Certainly, Web3 will bring new challenges for technologists and businesses, and great opportunities in the years ahead. When it comes to mobility and location data in particular, it’ll be important to establish what happens to ownership and where the benefit goes from mastering business operations alongside these changes.
At WhereIsMyTransport, we are working to make that real. After all, we’ve built a business operating in decentralised environments, with products and processes designed to be permissionless, and we’ve learned how to turn idiosyncrasies into advantages.
Shaping a bolder future
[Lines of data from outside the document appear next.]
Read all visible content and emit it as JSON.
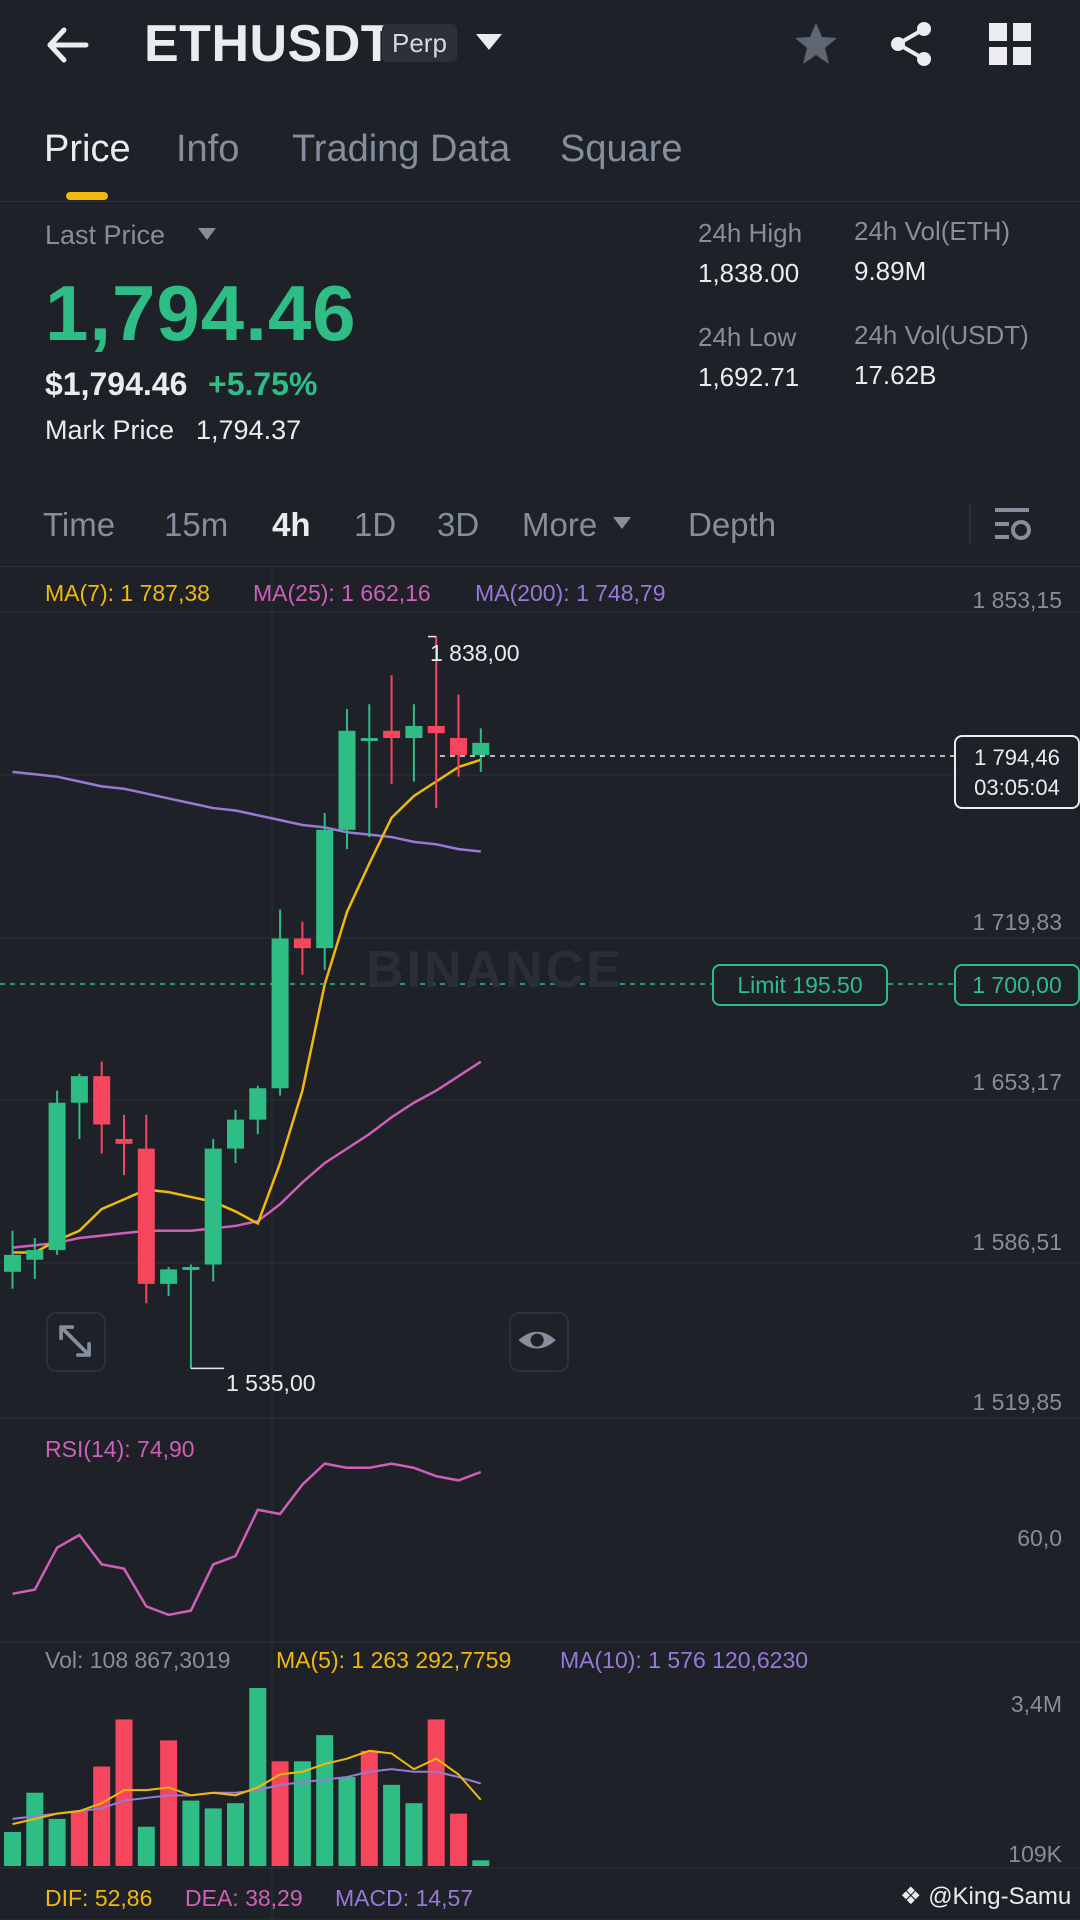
{
  "header": {
    "symbol": "ETHUSDT",
    "badge": "Perp",
    "icons": [
      "back-arrow-icon",
      "dropdown-caret-icon",
      "star-icon",
      "share-icon",
      "grid-menu-icon"
    ]
  },
  "tabs": [
    {
      "label": "Price",
      "active": true
    },
    {
      "label": "Info",
      "active": false
    },
    {
      "label": "Trading Data",
      "active": false
    },
    {
      "label": "Square",
      "active": false
    }
  ],
  "price": {
    "label": "Last Price",
    "last": "1,794.46",
    "usd": "$1,794.46",
    "change": "+5.75%",
    "mark_label": "Mark Price",
    "mark_value": "1,794.37"
  },
  "stats": {
    "high_label": "24h High",
    "high": "1,838.00",
    "low_label": "24h Low",
    "low": "1,692.71",
    "vol_eth_label": "24h Vol(ETH)",
    "vol_eth": "9.89M",
    "vol_usdt_label": "24h Vol(USDT)",
    "vol_usdt": "17.62B"
  },
  "intervals": [
    {
      "label": "Time",
      "active": false
    },
    {
      "label": "15m",
      "active": false
    },
    {
      "label": "4h",
      "active": true
    },
    {
      "label": "1D",
      "active": false
    },
    {
      "label": "3D",
      "active": false
    },
    {
      "label": "More",
      "active": false
    },
    {
      "label": "Depth",
      "active": false
    }
  ],
  "ma": {
    "ma7": "MA(7): 1 787,38",
    "ma25": "MA(25): 1 662,16",
    "ma200": "MA(200): 1 748,79"
  },
  "chart": {
    "current_price": "1 794,46",
    "countdown": "03:05:04",
    "high_marker": "1 838,00",
    "low_marker": "1 535,00",
    "limit_label": "Limit  195.50",
    "limit_price": "1 700,00",
    "watermark": "BINANCE"
  },
  "chart_data": {
    "type": "candlestick",
    "interval": "4h",
    "ylim": [
      1519.85,
      1853.15
    ],
    "y_ticks": [
      "1 853,15",
      "1 719,83",
      "1 653,17",
      "1 586,51",
      "1 519,85"
    ],
    "candles": [
      {
        "o": 1575,
        "h": 1592,
        "l": 1568,
        "c": 1582
      },
      {
        "o": 1580,
        "h": 1589,
        "l": 1572,
        "c": 1584
      },
      {
        "o": 1584,
        "h": 1650,
        "l": 1582,
        "c": 1645
      },
      {
        "o": 1645,
        "h": 1657,
        "l": 1630,
        "c": 1656
      },
      {
        "o": 1656,
        "h": 1662,
        "l": 1624,
        "c": 1636
      },
      {
        "o": 1630,
        "h": 1640,
        "l": 1615,
        "c": 1628
      },
      {
        "o": 1626,
        "h": 1640,
        "l": 1562,
        "c": 1570
      },
      {
        "o": 1570,
        "h": 1577,
        "l": 1565,
        "c": 1576
      },
      {
        "o": 1576,
        "h": 1578,
        "l": 1535,
        "c": 1577
      },
      {
        "o": 1578,
        "h": 1630,
        "l": 1571,
        "c": 1626
      },
      {
        "o": 1626,
        "h": 1642,
        "l": 1620,
        "c": 1638
      },
      {
        "o": 1638,
        "h": 1652,
        "l": 1632,
        "c": 1651
      },
      {
        "o": 1651,
        "h": 1725,
        "l": 1648,
        "c": 1713
      },
      {
        "o": 1713,
        "h": 1720,
        "l": 1698,
        "c": 1709
      },
      {
        "o": 1709,
        "h": 1765,
        "l": 1700,
        "c": 1758
      },
      {
        "o": 1758,
        "h": 1808,
        "l": 1750,
        "c": 1799
      },
      {
        "o": 1796,
        "h": 1810,
        "l": 1755,
        "c": 1796
      },
      {
        "o": 1799,
        "h": 1822,
        "l": 1777,
        "c": 1796
      },
      {
        "o": 1796,
        "h": 1810,
        "l": 1778,
        "c": 1801
      },
      {
        "o": 1801,
        "h": 1838,
        "l": 1767,
        "c": 1798
      },
      {
        "o": 1796,
        "h": 1814,
        "l": 1780,
        "c": 1789
      },
      {
        "o": 1789,
        "h": 1800,
        "l": 1782,
        "c": 1794
      }
    ],
    "ma7": [
      1583,
      1583,
      1588,
      1592,
      1601,
      1605,
      1609,
      1608,
      1606,
      1604,
      1600,
      1595,
      1620,
      1650,
      1694,
      1724,
      1744,
      1763,
      1772,
      1778,
      1784,
      1787
    ],
    "ma25": [
      1585,
      1586,
      1587,
      1589,
      1590,
      1591,
      1592,
      1592,
      1592,
      1593,
      1594,
      1596,
      1603,
      1612,
      1620,
      1626,
      1632,
      1639,
      1645,
      1650,
      1656,
      1662
    ],
    "ma200": [
      1782,
      1781,
      1780,
      1778,
      1776,
      1775,
      1773,
      1771,
      1769,
      1767,
      1766,
      1764,
      1762,
      1760,
      1759,
      1757,
      1756,
      1755,
      1753,
      1752,
      1750,
      1749
    ],
    "rsi": {
      "label": "RSI(14): 74,90",
      "tick": "60,0",
      "values": [
        46,
        47,
        57,
        60,
        53,
        52,
        43,
        41,
        42,
        53,
        55,
        66,
        65,
        72,
        77,
        76,
        76,
        77,
        76,
        74,
        73,
        75
      ]
    },
    "volume": {
      "label": "Vol: 108 867,3019",
      "ma5_label": "MA(5): 1 263 292,7759",
      "ma10_label": "MA(10): 1 576 120,6230",
      "ticks": [
        "3,4M",
        "109K"
      ],
      "bars": [
        {
          "v": 650,
          "up": true
        },
        {
          "v": 1400,
          "up": true
        },
        {
          "v": 900,
          "up": true
        },
        {
          "v": 1050,
          "up": false
        },
        {
          "v": 1900,
          "up": false
        },
        {
          "v": 2800,
          "up": false
        },
        {
          "v": 750,
          "up": true
        },
        {
          "v": 2400,
          "up": false
        },
        {
          "v": 1250,
          "up": true
        },
        {
          "v": 1100,
          "up": true
        },
        {
          "v": 1200,
          "up": true
        },
        {
          "v": 3400,
          "up": true
        },
        {
          "v": 2000,
          "up": false
        },
        {
          "v": 2000,
          "up": true
        },
        {
          "v": 2500,
          "up": true
        },
        {
          "v": 1700,
          "up": true
        },
        {
          "v": 2200,
          "up": false
        },
        {
          "v": 1550,
          "up": true
        },
        {
          "v": 1200,
          "up": true
        },
        {
          "v": 2800,
          "up": false
        },
        {
          "v": 1000,
          "up": false
        },
        {
          "v": 109,
          "up": true
        }
      ],
      "ma5": [
        800,
        900,
        1000,
        1050,
        1200,
        1450,
        1450,
        1500,
        1350,
        1400,
        1350,
        1500,
        1750,
        1800,
        1950,
        2050,
        2200,
        2150,
        1850,
        2050,
        1750,
        1263
      ],
      "ma10": [
        900,
        950,
        1000,
        1050,
        1100,
        1250,
        1300,
        1350,
        1350,
        1400,
        1400,
        1450,
        1550,
        1600,
        1650,
        1700,
        1800,
        1850,
        1800,
        1800,
        1700,
        1576
      ]
    },
    "macd": {
      "dif": "DIF: 52,86",
      "dea": "DEA: 38,29",
      "macd": "MACD: 14,57"
    }
  },
  "footer": {
    "credit": "@King-Samu"
  },
  "colors": {
    "up": "#2ebd85",
    "down": "#f6465d",
    "ma7": "#f0b90b",
    "ma25": "#d05fb9",
    "ma200": "#9979d6",
    "accent": "#f0b90b",
    "bg": "#1e2128"
  }
}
That many of the coming technological changes look set to mirror the on-the-ground situation in emerging markets bodes well for the future. This is especially true when you consider the impact some other nascent technologies will have on movement and place in these markets.
Edge data and deep tech, including machine learning and artificial intelligence (AI) will make it easier for those in both the formal and informal economies. Transport operators will have the data they need to optimise routes and operations to more closely resemble demand patterns; traders and investors will have the location data they need to make location-aware decisions. This will also further empower citizens to make the most valuable decisions, particularly when there’s a disruption to their normal routine. For the most part, these technologies will be so integrated into everyday products that people won’t even notice them as they reap the benefits.
It’s also important to remember that these changes are happening in a post-COVID reality that’s impacted emerging markets at least as profoundly as developed markets. The decisions businesses have made now—such as whether to be fully remote, hybrid, or return to the office—have affected, and will continue to affect, hiring, operations, culture, and investment.
Changes to the way people move have prompted changes in the mobility technology sector. Companies are capitalising on the opportunity associated with applying their technologies to public transport, often for the first time. Others are broadening platform capabilities in an effort to gain a larger portion of the route-planning pie.
For all, strategic flexibility and adaptation is made easier when the right data and technologies are in place.
Ultimately, the combination of all these factors means substantial growth opportunities in emerging markets. But making the most of those opportunities benefits from collaboration between all stakeholders, from the individual citizen upwards. And those who get it right stand to reap serious benefits across the board. There is so much more we can make of the infrastructure we already have, and the communities who use them. When technology and incentives align, we unlock the valuable potential in our networks today.
Even in the midst of growth and change, there are things that will remain constant.
What motivates us at WhereIsMyTransport is unlikely to change much in the future. We believe that better information holds the power to transform, and has the most value when the primary benefactor is the citizen, or society. Dignity, quality of life, and sustainability are all made possible by better data, and by projects that are more successful thanks to better data. That will matter as much in the coming decade as it does today.